Inside the detention site, the group of eight were forced into a cell no bigger than six by eight meters with a mud floor and unclean toilet. Another eight people were already being held in the cell. In the hours that followed, another 75 people were forced into the cell. The age range spread from four to 50 years old and included people from Syria, Palestine, Morocco, Sudan, Afghanistan, and the Ivory Coast. By 10:30, there were around nine minors and eight women, including the respondent. In the waiting hours, the police abuse continued when one of the detained people was caught smoking. When identified, the officer held a lighter in the palm of the man’s hand and began beating him over the head. He kept on for five minutes. He then turned back to the men – hand already burnt from the lights, and forced the cigarette down his throat. Dropping the cigarette, the officer then picked it up and yelled at him to continue eating it. The screams from the man’s pain enveloped the cell.
At around 11:00, the group of 75 were moved from the cell into a green military truck (see Image 8). In the back of the truck, they found another 45 Syrians and Moroccans aged between 20 – 25 years old. Of the two officers in the truck, one was reportedly dressed in full green camouflage while the other wore a camouflage vest (see Image 9). The two officers beat the men with sticks as they forced them to pile into the trucks. “They treated us as if we were animals,” reported the respondent. When asked whether she could see anything, she only answered, “no….the truck was locked, like we were sheep.” The engine soon started, with the two officers driving the 120 people along an unpaved road towards the Greek-Turkish border.
They arrived 30 minutes later to the side of the Evros/Meriç River. The pushback point according to the respondent’s description, as well as a video of the area he took, suggests it is 41°19’32.7″N 26°35’46.9″E, an island in Evros

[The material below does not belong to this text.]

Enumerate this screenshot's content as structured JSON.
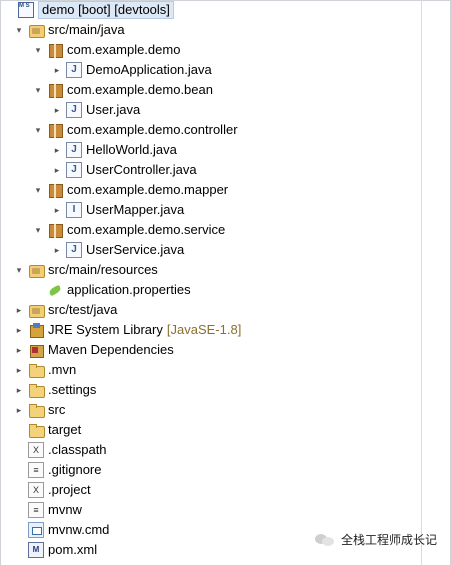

There, 12 additional officers were waiting for them. Of those wearing uniforms, three officers wore olive green jackets and four wore camouflage with a Greek flag on the shoulder. These seven officers had large firearms. The remaining five wore plain clothes. As the whole group were released from the trunk, the officers told the women to sit separately and for the men to sit in rows of three. Each person was, again, searched and possessions taken from them. The officers beat the men with branches. When the women were searched, the respondent reportedly directly gave up the money she still had hidden.
“I saw how the officer was searching the woman in front of me…he kept touching her sensitive places and I was afraid he [would] do the same [so] I immediately gave the money without letting him touch me.”
The officers then began loading people into the two-by-three-meter camouflage boats. With around eight people inside — including two officers dressed in plain clothes — they set off across the river. The time was around 12:00. In the boats, the officers reportedly spoke Syrian Arabic to the group. They were each holding balaclavas. Once they reached the other side of an island in the Evros/Meriç River, the group was told to get out onto the island. The water was shallow enough to walk through to get to the Turkish side from the island. When they reached land, the respondent walked along an unpaved road until arriving in Kiremitçisalih. They then took a taxi to Edirne.
No food, water, or medical support was offered. Neither fingerprints nor photos were taken.